On behalf of the COPD Foundation, a not-for-profit organization representing the millions of Americans affected by COPD, I am pleased to present comments and express our appreciation for your consideration of this NDA for indacaterol maleate—a once-a-day maintenance treatment for COPD.
This past December, the CDC announced that COPD is now been elevated to the third leading cause of death in the United States. There are 12 million Americans currently diagnosed with COPD but the National Heart, Lung and Blood Institute estimates that another 12 million are affected but undiagnosed. COPD costs the U.S. healthcare system over $50 billion annually. In addition, COPD is the only major chronic disease increasing in mortality. A person dies of COPD every 4 minutes!
We applaud the FDA for its efforts in accelerating the approval of new therapies for COPD. However, we would all agree that it is unacceptable that the COPD Community only has a handful of approved therapies available for such a large number of affected individuals. As someone diagnosed with Alpha-1-related genetic COPD since 1989, I understand the patient’s needs. With our physicians’ guidance, we want to have choice and access to the best possible combination of therapies.
Treatment guidelines recommend that individuals with moderate or more severe COPD begin treatment with one or more long-acting bronchodilators for their maintenance therapy. Currently available LABAs are administered twice daily or nebulized. As we all know, adherence is a great challenge for people dealing with several chronic conditions so we have to make it as simple as possible. Reducing the number of times and simplifying the process of taking medications would improve adherence among members of our community.

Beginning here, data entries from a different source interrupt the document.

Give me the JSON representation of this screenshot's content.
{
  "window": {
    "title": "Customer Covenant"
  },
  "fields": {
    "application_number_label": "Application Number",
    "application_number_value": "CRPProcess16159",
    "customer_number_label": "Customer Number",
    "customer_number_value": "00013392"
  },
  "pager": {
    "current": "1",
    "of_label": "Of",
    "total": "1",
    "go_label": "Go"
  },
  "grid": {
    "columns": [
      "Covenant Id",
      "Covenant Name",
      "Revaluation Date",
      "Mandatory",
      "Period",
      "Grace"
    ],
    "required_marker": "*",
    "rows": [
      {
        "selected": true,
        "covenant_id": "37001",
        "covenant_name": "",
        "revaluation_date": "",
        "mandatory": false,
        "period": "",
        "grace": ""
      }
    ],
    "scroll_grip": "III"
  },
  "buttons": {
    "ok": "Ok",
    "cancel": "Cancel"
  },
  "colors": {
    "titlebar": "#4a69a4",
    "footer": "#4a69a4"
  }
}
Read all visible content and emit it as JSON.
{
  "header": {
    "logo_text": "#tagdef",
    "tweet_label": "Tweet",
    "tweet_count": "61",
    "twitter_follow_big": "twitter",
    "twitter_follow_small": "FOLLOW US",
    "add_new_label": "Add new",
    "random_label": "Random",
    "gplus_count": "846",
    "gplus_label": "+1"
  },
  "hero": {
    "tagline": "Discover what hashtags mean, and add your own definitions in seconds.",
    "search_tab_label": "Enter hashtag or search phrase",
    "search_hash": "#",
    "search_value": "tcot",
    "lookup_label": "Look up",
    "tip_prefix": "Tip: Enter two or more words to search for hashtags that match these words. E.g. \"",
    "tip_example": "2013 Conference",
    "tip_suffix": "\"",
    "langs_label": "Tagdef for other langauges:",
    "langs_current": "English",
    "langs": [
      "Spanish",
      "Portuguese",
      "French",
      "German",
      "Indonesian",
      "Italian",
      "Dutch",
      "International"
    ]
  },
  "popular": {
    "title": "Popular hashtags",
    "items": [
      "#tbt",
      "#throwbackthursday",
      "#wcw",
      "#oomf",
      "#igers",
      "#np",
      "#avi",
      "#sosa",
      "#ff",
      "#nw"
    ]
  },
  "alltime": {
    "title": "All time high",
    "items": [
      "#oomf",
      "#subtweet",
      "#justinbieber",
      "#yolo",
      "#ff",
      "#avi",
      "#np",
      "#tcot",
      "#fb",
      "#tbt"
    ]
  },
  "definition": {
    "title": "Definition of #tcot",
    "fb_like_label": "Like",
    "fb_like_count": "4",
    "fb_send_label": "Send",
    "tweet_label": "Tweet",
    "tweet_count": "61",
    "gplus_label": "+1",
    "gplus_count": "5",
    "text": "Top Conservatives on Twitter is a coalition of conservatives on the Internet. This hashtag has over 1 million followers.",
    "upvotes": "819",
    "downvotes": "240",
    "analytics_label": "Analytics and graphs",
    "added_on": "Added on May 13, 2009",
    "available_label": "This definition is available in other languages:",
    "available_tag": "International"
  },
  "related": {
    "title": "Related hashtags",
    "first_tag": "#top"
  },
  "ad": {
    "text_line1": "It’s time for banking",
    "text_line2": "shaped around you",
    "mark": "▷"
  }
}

The advantages of having a once-a-day LABA available to increase compliance and improve adherence cannot be overstated. In addition, having a choice on what LABA to use or the ability to combine therapies, gives our physicians the option to adjust our treatment regimen to better fit our needs and improve outcomes. For example, the possibility of combining a once-a-day LABA with a once-a-day LAMA (like tiotropium) may help a countless number of individuals living with advanced COPD and could reduce the need to use medications such as inhaled corticosteroids.

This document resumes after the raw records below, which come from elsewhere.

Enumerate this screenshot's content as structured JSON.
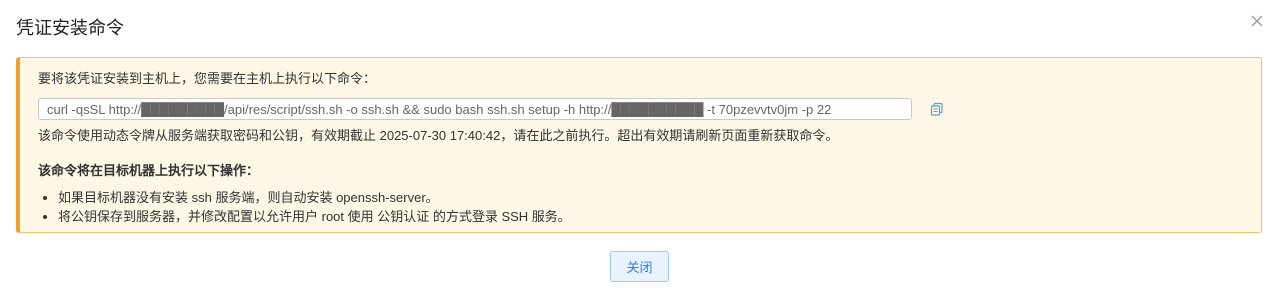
{
  "dialog": {
    "title": "凭证安装命令",
    "close_icon": "close-icon"
  },
  "panel": {
    "intro": "要将该凭证安装到主机上，您需要在主机上执行以下命令：",
    "command": "curl -qsSL http://█████████/api/res/script/ssh.sh -o ssh.sh && sudo bash ssh.sh setup -h http://██████████ -t 70pzevvtv0jm -p 22",
    "copy_icon": "copy-icon",
    "note": "该命令使用动态令牌从服务端获取密码和公钥，有效期截止 2025-07-30 17:40:42，请在此之前执行。超出有效期请刷新页面重新获取命令。",
    "ops_title": "该命令将在目标机器上执行以下操作：",
    "ops": [
      "如果目标机器没有安装 ssh 服务端，则自动安装 openssh-server。",
      "将公钥保存到服务器，并修改配置以允许用户 root 使用 公钥认证 的方式登录 SSH 服务。"
    ]
  },
  "footer": {
    "close_label": "关闭"
  },
  "colors": {
    "panel_bg": "#fdf7e6",
    "panel_accent": "#f0a030",
    "button_text": "#2b7fd6",
    "button_bg": "#e8f3ff"
  }
}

We are also concerned about the confusion over the validity of using symptomatic benefit for drug approval. From a patient’s perspective, without alleviating the shortness of breath, wheezing, chronic coughing and frequent exacerbations, among other symptoms, you cannot improve the quality of life for the affected individual. A better quality of life means exactly that.
Once again, I would like to express our appreciation to you for your focus on COPD and for your continued dedication to accelerating the approval of new safe and efficacious drugs.
-- John W. Walsh